▶ [EXERCISE REQUIREMENTS]
From the entries that follow, pick out all lines holding "thumb".

▶ [DATA EXTRACT]
============

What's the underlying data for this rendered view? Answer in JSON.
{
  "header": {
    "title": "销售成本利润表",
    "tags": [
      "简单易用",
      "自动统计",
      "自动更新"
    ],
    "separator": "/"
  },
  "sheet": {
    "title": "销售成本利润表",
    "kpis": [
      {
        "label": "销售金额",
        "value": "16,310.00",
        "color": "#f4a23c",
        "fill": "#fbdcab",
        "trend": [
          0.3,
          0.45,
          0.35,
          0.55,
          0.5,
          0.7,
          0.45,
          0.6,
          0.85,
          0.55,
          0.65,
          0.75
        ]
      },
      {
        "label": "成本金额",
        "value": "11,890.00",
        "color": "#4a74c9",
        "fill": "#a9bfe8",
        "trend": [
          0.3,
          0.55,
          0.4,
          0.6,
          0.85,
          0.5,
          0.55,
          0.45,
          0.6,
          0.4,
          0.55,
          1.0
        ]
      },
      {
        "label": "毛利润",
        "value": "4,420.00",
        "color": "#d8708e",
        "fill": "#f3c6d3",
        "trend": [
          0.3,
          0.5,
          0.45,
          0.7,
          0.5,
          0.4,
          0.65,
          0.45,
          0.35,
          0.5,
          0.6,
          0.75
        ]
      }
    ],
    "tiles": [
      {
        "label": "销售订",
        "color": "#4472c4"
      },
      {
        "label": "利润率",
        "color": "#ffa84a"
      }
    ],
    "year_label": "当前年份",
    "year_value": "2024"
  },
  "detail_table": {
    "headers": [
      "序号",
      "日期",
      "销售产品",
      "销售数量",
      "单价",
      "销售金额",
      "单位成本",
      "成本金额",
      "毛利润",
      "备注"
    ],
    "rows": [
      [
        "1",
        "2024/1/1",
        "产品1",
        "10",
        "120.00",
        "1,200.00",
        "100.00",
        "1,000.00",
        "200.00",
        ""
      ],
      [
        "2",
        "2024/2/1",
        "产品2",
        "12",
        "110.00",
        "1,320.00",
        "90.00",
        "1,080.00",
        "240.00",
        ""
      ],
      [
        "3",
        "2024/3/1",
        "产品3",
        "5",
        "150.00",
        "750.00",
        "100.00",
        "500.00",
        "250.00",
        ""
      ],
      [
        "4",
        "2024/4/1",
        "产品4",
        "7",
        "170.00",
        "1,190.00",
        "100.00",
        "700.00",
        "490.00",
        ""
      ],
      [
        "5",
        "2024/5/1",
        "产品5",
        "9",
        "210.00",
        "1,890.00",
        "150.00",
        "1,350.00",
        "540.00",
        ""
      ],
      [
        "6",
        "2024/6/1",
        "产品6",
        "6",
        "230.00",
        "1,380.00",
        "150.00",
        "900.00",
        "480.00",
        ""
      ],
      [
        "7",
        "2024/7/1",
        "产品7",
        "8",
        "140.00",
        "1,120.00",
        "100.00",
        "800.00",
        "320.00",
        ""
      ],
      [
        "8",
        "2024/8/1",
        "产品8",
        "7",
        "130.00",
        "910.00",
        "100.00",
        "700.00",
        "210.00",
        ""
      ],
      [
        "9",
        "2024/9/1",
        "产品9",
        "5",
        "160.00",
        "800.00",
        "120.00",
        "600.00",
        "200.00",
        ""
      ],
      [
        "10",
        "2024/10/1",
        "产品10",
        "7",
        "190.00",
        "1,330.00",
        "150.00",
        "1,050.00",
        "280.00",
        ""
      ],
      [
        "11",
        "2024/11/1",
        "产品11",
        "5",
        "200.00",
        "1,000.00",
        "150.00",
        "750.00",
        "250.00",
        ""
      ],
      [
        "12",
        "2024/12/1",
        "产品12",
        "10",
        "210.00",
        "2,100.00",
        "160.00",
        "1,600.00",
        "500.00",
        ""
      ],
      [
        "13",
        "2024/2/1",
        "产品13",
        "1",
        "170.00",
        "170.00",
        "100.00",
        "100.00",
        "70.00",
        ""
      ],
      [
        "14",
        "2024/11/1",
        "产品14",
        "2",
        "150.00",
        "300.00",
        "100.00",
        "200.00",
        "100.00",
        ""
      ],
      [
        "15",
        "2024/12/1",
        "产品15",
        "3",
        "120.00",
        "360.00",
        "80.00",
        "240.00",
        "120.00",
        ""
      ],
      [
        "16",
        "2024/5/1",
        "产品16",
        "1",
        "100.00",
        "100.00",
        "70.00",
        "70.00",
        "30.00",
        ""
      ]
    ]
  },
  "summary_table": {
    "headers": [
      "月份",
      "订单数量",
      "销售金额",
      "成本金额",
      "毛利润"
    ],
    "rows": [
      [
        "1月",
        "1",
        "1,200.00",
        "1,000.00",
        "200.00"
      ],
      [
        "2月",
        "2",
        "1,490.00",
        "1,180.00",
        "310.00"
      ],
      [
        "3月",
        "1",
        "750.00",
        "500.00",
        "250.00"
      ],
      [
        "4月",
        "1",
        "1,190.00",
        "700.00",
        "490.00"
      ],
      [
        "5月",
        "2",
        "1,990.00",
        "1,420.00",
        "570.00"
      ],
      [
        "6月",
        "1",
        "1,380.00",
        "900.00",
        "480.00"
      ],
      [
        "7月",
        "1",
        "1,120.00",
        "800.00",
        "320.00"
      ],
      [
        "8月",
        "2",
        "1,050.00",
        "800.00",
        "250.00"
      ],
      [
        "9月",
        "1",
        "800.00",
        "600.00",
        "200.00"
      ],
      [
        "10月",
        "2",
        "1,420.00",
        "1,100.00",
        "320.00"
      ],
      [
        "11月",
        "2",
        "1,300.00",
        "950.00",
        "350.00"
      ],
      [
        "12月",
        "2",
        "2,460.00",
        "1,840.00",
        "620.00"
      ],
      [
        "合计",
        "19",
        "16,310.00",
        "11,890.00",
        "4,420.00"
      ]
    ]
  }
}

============

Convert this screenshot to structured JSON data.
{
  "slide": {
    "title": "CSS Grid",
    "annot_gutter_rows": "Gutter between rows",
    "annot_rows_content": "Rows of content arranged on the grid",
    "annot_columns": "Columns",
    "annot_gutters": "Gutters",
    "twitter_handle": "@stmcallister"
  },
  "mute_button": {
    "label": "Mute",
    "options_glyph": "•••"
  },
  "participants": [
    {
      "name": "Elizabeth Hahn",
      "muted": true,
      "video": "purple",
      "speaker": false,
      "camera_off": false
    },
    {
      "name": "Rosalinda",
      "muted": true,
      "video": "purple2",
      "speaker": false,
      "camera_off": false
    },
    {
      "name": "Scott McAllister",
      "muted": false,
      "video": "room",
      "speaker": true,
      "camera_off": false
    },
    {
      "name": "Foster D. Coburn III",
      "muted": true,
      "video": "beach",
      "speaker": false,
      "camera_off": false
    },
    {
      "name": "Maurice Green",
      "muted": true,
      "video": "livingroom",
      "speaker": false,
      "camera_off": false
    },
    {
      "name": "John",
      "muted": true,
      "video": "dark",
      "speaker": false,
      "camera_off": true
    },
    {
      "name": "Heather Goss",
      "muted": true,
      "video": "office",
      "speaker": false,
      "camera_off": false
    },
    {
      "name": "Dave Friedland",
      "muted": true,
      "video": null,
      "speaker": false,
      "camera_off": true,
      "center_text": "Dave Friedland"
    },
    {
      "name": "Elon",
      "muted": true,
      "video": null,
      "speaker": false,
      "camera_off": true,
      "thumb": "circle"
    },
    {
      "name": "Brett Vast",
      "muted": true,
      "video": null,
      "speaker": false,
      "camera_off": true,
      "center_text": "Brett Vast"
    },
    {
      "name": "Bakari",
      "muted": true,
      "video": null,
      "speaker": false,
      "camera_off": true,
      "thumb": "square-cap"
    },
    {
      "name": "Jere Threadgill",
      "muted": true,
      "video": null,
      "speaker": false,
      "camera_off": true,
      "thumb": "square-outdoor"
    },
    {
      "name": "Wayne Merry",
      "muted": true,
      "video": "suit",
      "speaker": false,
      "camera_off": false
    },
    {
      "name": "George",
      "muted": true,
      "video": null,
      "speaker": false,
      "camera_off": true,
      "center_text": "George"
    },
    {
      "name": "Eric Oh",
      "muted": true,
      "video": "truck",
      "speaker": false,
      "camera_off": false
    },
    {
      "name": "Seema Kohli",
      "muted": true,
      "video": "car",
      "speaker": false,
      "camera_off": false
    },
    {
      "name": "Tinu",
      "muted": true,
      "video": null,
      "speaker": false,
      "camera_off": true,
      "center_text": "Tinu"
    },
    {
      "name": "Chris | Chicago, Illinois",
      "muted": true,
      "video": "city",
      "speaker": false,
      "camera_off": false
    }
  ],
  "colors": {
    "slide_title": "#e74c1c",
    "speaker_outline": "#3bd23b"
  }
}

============

▶ [RESPONSE BELOW]
      "thumb": "circle"
      "thumb": "square-cap"
      "thumb": "square-outdoor"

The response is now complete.